sourdough breadMy summer pleasure has been creating delicious sourdough goodies. I know, baking in the summer is a little strange but let’s face it, this has not been a very hot summer and I do have good air conditioning. What has turned me onto this, is the research on the benefits of sourdough, which is quite surprising and  makes it the healthiest choice for bread and grain consumption.

Now don’t panic, I am not suggesting you all become sourdough bakers to get these benefits. You don’t have to. Thanks to amazing artisan bakers, who have maintained the tradition of sourdough, you can buy the delicious bread easily.

So why should you?

Fermentation creates prebiotic substances from the starches in the flour to aid gut health so sourdough is a great food for feeding the good bacteria. I should mention that this is sourdough made with white flour as that is what they do the research with. The fermentation process also makes nutrients more available, as it does with all fermented foods. However, the process of sourdough also adds B-vitamins that were not there before the fermentation occurred.

This makes sense since sourdough is a combination of good bacteria and yeast, 100 times more good bacteria than yeast as it happens, but wild yeast strains are definitely present since this is what makes the bread rise to give it an amazing, light-texture. And yeast is a great source of b-vitamins.

The acid nature, the “sour” of sourdough, aids in pre-digestion of the protein molecules in the grain especially the gliadin in gluten, as protease enzymes prefer an acid ph for optimal function. As a matter of fact, researchers are studying sourdough for consumption by celiacs.

The gluten must completely degraded in order for a celiac to tolerate it, and this would make it quite sour tasting. Some experiments involved using fully-degraded sourdough mixed with fresh gluten-free grains added after fermentation to lessen the sour taste and these breads were also suitable for celiacs.

But probably the most amazing research comes from the University of Guelph. Researchers took four samples of bread: regular white flour bread, whole wheat bread, whole wheat with barley bread and white flour sourdough bread. The participants in this study were all between the ages of 50 to 60 and were all overweight. They were fed the breads at breakfast and then again at lunch.

After both meals, blood sugar and insulin levels were measured. The sourdough provided the lowest level of blood sugar and insulin, and surprisingly, continued to keep the blood and insulin levels low for the following meal where no bread was consumed. The whole wheat, on the other hand, provided the highest level of blood sugar after a meal, even higher than the regular white flour bread.  
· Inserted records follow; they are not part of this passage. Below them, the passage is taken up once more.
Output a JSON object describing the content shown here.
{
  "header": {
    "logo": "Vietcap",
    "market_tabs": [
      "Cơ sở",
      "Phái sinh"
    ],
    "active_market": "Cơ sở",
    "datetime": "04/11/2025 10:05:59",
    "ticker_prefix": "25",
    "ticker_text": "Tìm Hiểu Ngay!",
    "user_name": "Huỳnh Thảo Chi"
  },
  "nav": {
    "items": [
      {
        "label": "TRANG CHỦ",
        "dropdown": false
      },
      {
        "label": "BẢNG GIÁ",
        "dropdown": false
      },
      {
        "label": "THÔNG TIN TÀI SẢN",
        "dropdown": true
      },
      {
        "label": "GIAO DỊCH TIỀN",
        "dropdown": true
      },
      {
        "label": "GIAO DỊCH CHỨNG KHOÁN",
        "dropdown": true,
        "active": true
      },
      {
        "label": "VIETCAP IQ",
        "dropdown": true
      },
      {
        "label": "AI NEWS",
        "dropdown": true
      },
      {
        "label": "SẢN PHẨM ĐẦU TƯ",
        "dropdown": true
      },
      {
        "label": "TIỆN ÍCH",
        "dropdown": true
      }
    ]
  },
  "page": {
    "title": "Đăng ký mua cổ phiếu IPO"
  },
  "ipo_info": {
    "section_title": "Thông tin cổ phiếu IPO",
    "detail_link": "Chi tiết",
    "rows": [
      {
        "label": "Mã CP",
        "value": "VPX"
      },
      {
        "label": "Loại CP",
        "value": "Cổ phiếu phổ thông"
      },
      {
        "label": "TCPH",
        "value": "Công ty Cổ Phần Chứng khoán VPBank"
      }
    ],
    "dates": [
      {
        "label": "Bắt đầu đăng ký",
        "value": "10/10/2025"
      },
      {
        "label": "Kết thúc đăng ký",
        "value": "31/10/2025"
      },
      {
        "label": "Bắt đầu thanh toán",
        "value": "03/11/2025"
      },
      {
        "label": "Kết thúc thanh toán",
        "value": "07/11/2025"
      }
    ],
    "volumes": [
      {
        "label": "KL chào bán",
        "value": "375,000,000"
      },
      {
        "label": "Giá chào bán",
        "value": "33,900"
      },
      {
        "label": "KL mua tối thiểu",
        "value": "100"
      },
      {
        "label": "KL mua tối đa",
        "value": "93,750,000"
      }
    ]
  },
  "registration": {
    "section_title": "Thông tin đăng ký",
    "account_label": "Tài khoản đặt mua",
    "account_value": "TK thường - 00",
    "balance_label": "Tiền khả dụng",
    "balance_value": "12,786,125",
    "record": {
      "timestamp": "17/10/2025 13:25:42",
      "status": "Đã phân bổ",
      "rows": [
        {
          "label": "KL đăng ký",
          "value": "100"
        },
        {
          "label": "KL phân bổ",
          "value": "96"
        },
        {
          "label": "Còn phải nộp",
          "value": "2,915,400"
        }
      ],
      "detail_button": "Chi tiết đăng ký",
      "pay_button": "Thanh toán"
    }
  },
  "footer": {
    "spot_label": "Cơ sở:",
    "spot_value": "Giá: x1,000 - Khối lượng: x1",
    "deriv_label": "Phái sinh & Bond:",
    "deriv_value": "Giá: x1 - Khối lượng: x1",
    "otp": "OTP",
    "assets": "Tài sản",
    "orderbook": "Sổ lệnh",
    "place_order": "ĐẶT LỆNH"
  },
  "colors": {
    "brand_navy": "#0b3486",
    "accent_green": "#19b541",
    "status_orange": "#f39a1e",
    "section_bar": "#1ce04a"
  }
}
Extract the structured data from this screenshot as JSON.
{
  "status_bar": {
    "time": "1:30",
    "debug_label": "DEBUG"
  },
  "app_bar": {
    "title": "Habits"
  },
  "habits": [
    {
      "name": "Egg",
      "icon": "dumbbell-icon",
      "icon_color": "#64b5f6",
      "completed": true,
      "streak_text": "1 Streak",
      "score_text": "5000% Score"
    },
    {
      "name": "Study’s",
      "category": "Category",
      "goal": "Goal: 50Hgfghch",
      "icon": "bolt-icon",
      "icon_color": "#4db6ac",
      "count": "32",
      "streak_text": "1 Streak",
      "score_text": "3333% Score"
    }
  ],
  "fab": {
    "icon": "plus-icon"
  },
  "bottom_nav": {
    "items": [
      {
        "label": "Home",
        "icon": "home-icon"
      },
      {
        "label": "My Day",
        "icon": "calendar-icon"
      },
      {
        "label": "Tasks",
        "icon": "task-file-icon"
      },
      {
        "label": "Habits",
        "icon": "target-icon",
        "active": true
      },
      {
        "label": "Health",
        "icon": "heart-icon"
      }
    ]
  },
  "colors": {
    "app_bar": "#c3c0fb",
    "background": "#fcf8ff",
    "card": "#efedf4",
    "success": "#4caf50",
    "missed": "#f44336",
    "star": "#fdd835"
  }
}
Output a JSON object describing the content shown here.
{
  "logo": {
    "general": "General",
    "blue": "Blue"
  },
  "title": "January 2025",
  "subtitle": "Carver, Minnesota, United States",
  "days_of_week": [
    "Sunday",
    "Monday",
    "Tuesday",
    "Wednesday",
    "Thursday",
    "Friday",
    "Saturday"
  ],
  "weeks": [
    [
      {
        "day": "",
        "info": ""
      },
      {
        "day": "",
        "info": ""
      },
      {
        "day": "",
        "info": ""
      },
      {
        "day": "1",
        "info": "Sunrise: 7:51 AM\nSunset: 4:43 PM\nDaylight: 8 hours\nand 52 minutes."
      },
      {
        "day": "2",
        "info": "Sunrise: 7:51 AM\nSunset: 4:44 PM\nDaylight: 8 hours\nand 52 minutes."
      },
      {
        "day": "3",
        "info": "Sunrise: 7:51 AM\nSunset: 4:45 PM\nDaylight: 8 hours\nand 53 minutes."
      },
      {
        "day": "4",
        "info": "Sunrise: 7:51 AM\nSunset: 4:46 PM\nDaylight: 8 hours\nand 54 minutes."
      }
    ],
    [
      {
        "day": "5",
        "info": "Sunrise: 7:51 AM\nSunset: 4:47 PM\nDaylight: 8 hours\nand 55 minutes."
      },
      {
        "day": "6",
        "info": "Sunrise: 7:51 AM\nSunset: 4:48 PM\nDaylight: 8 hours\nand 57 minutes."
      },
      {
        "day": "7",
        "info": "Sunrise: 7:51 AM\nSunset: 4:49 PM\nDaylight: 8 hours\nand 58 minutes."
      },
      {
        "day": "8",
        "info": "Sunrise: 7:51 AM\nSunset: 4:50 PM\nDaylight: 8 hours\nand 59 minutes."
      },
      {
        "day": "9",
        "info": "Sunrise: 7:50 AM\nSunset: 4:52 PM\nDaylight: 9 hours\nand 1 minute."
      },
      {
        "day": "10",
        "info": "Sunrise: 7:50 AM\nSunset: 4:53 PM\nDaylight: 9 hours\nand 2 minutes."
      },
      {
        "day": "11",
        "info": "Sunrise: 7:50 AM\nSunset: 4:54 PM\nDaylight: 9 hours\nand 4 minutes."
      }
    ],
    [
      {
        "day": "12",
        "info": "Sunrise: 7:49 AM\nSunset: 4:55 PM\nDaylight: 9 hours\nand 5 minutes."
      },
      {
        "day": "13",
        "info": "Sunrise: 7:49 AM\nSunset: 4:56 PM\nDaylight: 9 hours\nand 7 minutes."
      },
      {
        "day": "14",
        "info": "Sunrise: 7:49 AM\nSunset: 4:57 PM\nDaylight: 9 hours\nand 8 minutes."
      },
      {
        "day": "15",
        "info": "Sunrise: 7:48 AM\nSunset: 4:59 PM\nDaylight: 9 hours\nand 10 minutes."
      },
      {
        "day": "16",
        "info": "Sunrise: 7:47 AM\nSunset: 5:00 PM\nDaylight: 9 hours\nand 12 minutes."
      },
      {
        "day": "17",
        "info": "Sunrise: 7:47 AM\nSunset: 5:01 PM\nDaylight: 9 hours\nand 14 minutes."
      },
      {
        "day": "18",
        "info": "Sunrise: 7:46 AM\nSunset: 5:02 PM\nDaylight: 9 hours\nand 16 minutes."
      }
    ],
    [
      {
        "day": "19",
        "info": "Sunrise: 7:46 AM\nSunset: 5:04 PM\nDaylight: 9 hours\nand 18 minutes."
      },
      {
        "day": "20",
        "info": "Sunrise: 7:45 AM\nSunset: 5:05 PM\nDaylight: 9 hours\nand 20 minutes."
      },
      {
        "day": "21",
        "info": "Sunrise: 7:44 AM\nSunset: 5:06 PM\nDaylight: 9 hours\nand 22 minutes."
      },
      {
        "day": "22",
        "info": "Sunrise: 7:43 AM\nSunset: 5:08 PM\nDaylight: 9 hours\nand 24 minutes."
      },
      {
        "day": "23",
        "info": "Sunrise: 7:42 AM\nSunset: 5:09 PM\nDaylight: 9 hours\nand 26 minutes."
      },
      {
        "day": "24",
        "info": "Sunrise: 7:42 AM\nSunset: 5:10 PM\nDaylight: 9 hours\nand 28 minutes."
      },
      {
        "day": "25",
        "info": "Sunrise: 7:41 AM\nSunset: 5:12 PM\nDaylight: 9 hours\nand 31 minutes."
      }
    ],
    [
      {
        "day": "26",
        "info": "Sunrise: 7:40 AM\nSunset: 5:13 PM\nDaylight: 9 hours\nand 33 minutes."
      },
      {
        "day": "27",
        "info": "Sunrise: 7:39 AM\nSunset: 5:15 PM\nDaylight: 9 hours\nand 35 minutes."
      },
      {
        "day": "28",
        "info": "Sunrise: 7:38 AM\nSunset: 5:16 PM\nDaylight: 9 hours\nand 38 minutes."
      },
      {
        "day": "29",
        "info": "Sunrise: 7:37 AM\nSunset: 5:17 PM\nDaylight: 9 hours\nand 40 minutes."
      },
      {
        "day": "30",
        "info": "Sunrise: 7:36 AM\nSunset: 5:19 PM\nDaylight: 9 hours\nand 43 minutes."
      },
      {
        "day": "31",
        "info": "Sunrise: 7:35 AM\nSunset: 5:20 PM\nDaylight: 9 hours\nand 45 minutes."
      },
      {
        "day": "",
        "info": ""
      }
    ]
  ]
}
Now this does not mean that all whole wheat bread would have this result. Researchers stated that the whole wheat flour that was used in the study was milled using the same process as white flour and this is not how whole wheat is generally milled.

The next step for researchers was to create a whole wheat sourdough which they were already testing at the time of the news release announcing the results of this study. Since this study was done in 2008, hopefully they have some results. I have email them and when I get an answer I will let you know.

In the meantime, find the bakers in your area who are making sourdough bread. This is a delicious adventure for you to embark and it a great one for the summer since your do not have to turn on the oven to do this. A quick google search of “sourdough” and the name of the city or town where you live could make it easier to find someone local.

And if you cannot find a source in your area, you can order it online and have it shipped to you. Yes, we are in the age of the internet and here is one more reason why it is so convenient.  Again, google “sourdough” and the country you live in to makes sure they deliver in your area.

When you do find a source, cut yourself a slice, drizzle it with some virgin olive oil or cultured butter and serve it with fresh, garden tomato slices (or farmer’s market tomatoes if you do not have a garden). This is true summer eating. Enjoy!


  1. Sourdough and cereal fermentation in a nutritional perspective, Kaisa Poutanen a,b,*, Laura Flander a, Kati Katina a, Food Microbiology 26 (2009) 693–699
  2. Structural changes of gliadins during sourdough fermentation Gokcen Komen, Ayse Handan Baysal, Sebnem Harsa, Izmir Institute of Technology, Izmir, Turkey
  4. Glycosidases and B group vitamins produced by six yeast strains from the digestive tract of Phoracantha semipunctata larvae and their role in the insect development, C. Chararas et al, Mycopathologia 1983, Volume 83, Issue 1, pp 9-15
  5. Sourdough Bread Made from Wheat and Nontoxic Flours and Started with Selected Lactobacilli Is Tolerated in Celiac Sprue Patients, Raffaella Di Cagno1,†, et al, Appl. Environ. Microbiol. February 2004   vol. 70  no. 2  1088-1096